━━━ SOURCE MATERIAL
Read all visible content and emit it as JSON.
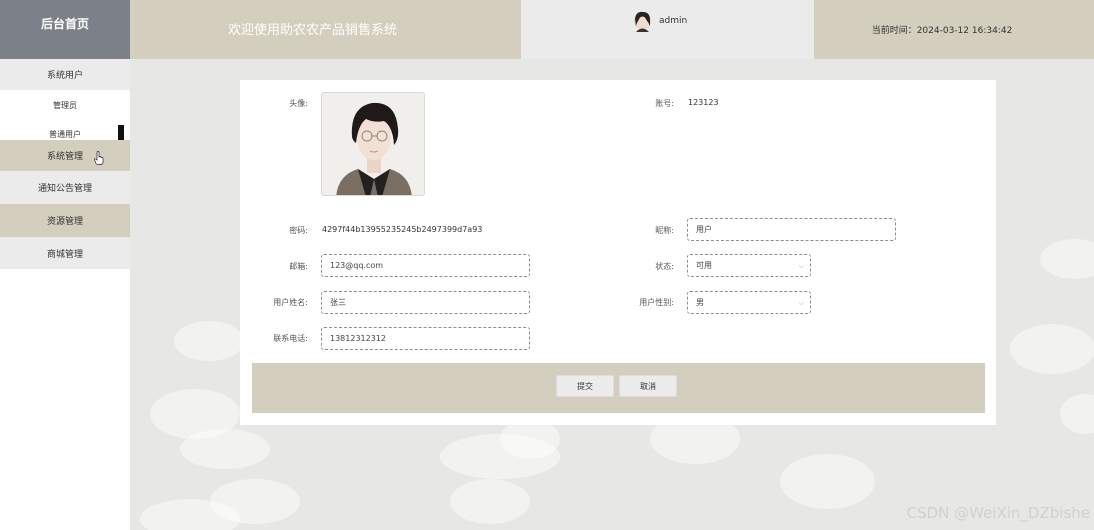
{
  "header": {
    "home_label": "后台首页",
    "welcome": "欢迎使用助农农产品销售系统",
    "username": "admin",
    "current_time": "当前时间：2024-03-12 16:34:42"
  },
  "sidebar": {
    "items": [
      {
        "label": "系统用户"
      },
      {
        "label": "管理员"
      },
      {
        "label": "普通用户"
      },
      {
        "label": "系统管理"
      },
      {
        "label": "通知公告管理"
      },
      {
        "label": "资源管理"
      },
      {
        "label": "商城管理"
      }
    ]
  },
  "form": {
    "avatar_label": "头像:",
    "account_label": "账号:",
    "account_value": "123123",
    "password_label": "密码:",
    "password_value": "4297f44b13955235245b2497399d7a93",
    "nickname_label": "昵称:",
    "nickname_value": "用户",
    "email_label": "邮箱:",
    "email_value": "123@qq.com",
    "status_label": "状态:",
    "status_value": "可用",
    "realname_label": "用户姓名:",
    "realname_value": "张三",
    "gender_label": "用户性别:",
    "gender_value": "男",
    "phone_label": "联系电话:",
    "phone_value": "13812312312"
  },
  "actions": {
    "submit": "提交",
    "cancel": "取消"
  },
  "watermark": "CSDN @WeiXin_DZbishe",
  "colors": {
    "brand_bg": "#7c8089",
    "accent_beige": "#d3cebe",
    "light_gray": "#ebebeb",
    "main_bg": "#e7e7e5"
  }
}
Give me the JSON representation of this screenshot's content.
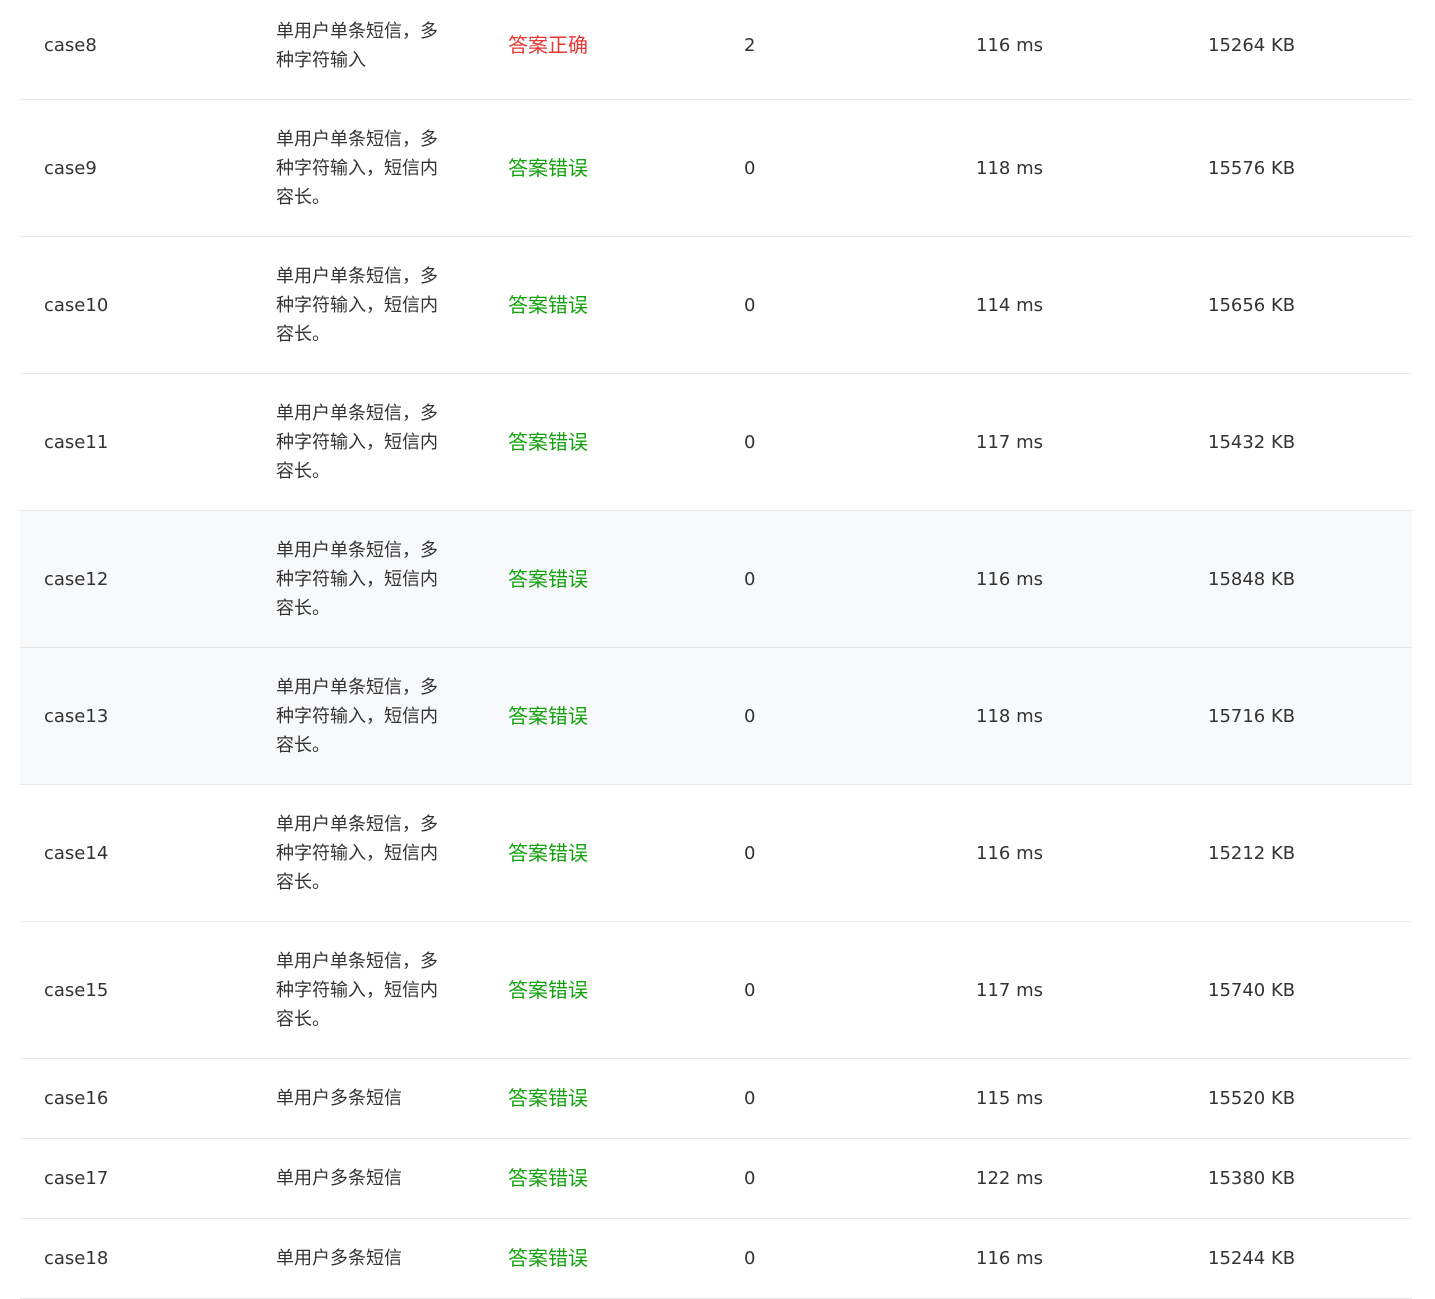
{
  "colors": {
    "correct": "#e53935",
    "wrong": "#13a10e"
  },
  "rows": [
    {
      "case": "case8",
      "desc": "单用户单条短信，多种字符输入",
      "status": "答案正确",
      "status_kind": "correct",
      "score": "2",
      "time": "116 ms",
      "memory": "15264 KB"
    },
    {
      "case": "case9",
      "desc": "单用户单条短信，多种字符输入，短信内容长。",
      "status": "答案错误",
      "status_kind": "wrong",
      "score": "0",
      "time": "118 ms",
      "memory": "15576 KB"
    },
    {
      "case": "case10",
      "desc": "单用户单条短信，多种字符输入，短信内容长。",
      "status": "答案错误",
      "status_kind": "wrong",
      "score": "0",
      "time": "114 ms",
      "memory": "15656 KB"
    },
    {
      "case": "case11",
      "desc": "单用户单条短信，多种字符输入，短信内容长。",
      "status": "答案错误",
      "status_kind": "wrong",
      "score": "0",
      "time": "117 ms",
      "memory": "15432 KB"
    },
    {
      "case": "case12",
      "desc": "单用户单条短信，多种字符输入，短信内容长。",
      "status": "答案错误",
      "status_kind": "wrong",
      "score": "0",
      "time": "116 ms",
      "memory": "15848 KB"
    },
    {
      "case": "case13",
      "desc": "单用户单条短信，多种字符输入，短信内容长。",
      "status": "答案错误",
      "status_kind": "wrong",
      "score": "0",
      "time": "118 ms",
      "memory": "15716 KB"
    },
    {
      "case": "case14",
      "desc": "单用户单条短信，多种字符输入，短信内容长。",
      "status": "答案错误",
      "status_kind": "wrong",
      "score": "0",
      "time": "116 ms",
      "memory": "15212 KB"
    },
    {
      "case": "case15",
      "desc": "单用户单条短信，多种字符输入，短信内容长。",
      "status": "答案错误",
      "status_kind": "wrong",
      "score": "0",
      "time": "117 ms",
      "memory": "15740 KB"
    },
    {
      "case": "case16",
      "desc": "单用户多条短信",
      "status": "答案错误",
      "status_kind": "wrong",
      "score": "0",
      "time": "115 ms",
      "memory": "15520 KB"
    },
    {
      "case": "case17",
      "desc": "单用户多条短信",
      "status": "答案错误",
      "status_kind": "wrong",
      "score": "0",
      "time": "122 ms",
      "memory": "15380 KB"
    },
    {
      "case": "case18",
      "desc": "单用户多条短信",
      "status": "答案错误",
      "status_kind": "wrong",
      "score": "0",
      "time": "116 ms",
      "memory": "15244 KB"
    }
  ]
}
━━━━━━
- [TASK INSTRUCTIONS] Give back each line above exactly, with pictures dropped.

- [REPLY]
Read all visible content and emit it as JSON.
{
  "header": {
    "home_label": "后台首页",
    "welcome": "欢迎使用助农农产品销售系统",
    "username": "admin",
    "current_time": "当前时间：2024-03-12 16:34:42"
  },
  "sidebar": {
    "items": [
      {
        "label": "系统用户"
      },
      {
        "label": "管理员"
      },
      {
        "label": "普通用户"
      },
      {
        "label": "系统管理"
      },
      {
        "label": "通知公告管理"
      },
      {
        "label": "资源管理"
      },
      {
        "label": "商城管理"
      }
    ]
  },
  "form": {
    "avatar_label": "头像:",
    "account_label": "账号:",
    "account_value": "123123",
    "password_label": "密码:",
    "password_value": "4297f44b13955235245b2497399d7a93",
    "nickname_label": "昵称:",
    "nickname_value": "用户",
    "email_label": "邮箱:",
    "email_value": "123@qq.com",
    "status_label": "状态:",
    "status_value": "可用",
    "realname_label": "用户姓名:",
    "realname_value": "张三",
    "gender_label": "用户性别:",
    "gender_value": "男",
    "phone_label": "联系电话:",
    "phone_value": "13812312312"
  },
  "actions": {
    "submit": "提交",
    "cancel": "取消"
  },
  "watermark": "CSDN @WeiXin_DZbishe",
  "colors": {
    "brand_bg": "#7c8089",
    "accent_beige": "#d3cebe",
    "light_gray": "#ebebeb",
    "main_bg": "#e7e7e5"
  }
}
Give me the JSON representation of this screenshot's content.
{
  "colors": {
    "correct": "#e53935",
    "wrong": "#13a10e"
  },
  "rows": [
    {
      "case": "case8",
      "desc": "单用户单条短信，多种字符输入",
      "status": "答案正确",
      "status_kind": "correct",
      "score": "2",
      "time": "116 ms",
      "memory": "15264 KB"
    },
    {
      "case": "case9",
      "desc": "单用户单条短信，多种字符输入，短信内容长。",
      "status": "答案错误",
      "status_kind": "wrong",
      "score": "0",
      "time": "118 ms",
      "memory": "15576 KB"
    },
    {
      "case": "case10",
      "desc": "单用户单条短信，多种字符输入，短信内容长。",
      "status": "答案错误",
      "status_kind": "wrong",
      "score": "0",
      "time": "114 ms",
      "memory": "15656 KB"
    },
    {
      "case": "case11",
      "desc": "单用户单条短信，多种字符输入，短信内容长。",
      "status": "答案错误",
      "status_kind": "wrong",
      "score": "0",
      "time": "117 ms",
      "memory": "15432 KB"
    },
    {
      "case": "case12",
      "desc": "单用户单条短信，多种字符输入，短信内容长。",
      "status": "答案错误",
      "status_kind": "wrong",
      "score": "0",
      "time": "116 ms",
      "memory": "15848 KB"
    },
    {
      "case": "case13",
      "desc": "单用户单条短信，多种字符输入，短信内容长。",
      "status": "答案错误",
      "status_kind": "wrong",
      "score": "0",
      "time": "118 ms",
      "memory": "15716 KB"
    },
    {
      "case": "case14",
      "desc": "单用户单条短信，多种字符输入，短信内容长。",
      "status": "答案错误",
      "status_kind": "wrong",
      "score": "0",
      "time": "116 ms",
      "memory": "15212 KB"
    },
    {
      "case": "case15",
      "desc": "单用户单条短信，多种字符输入，短信内容长。",
      "status": "答案错误",
      "status_kind": "wrong",
      "score": "0",
      "time": "117 ms",
      "memory": "15740 KB"
    },
    {
      "case": "case16",
      "desc": "单用户多条短信",
      "status": "答案错误",
      "status_kind": "wrong",
      "score": "0",
      "time": "115 ms",
      "memory": "15520 KB"
    },
    {
      "case": "case17",
      "desc": "单用户多条短信",
      "status": "答案错误",
      "status_kind": "wrong",
      "score": "0",
      "time": "122 ms",
      "memory": "15380 KB"
    },
    {
      "case": "case18",
      "desc": "单用户多条短信",
      "status": "答案错误",
      "status_kind": "wrong",
      "score": "0",
      "time": "116 ms",
      "memory": "15244 KB"
    }
  ]
}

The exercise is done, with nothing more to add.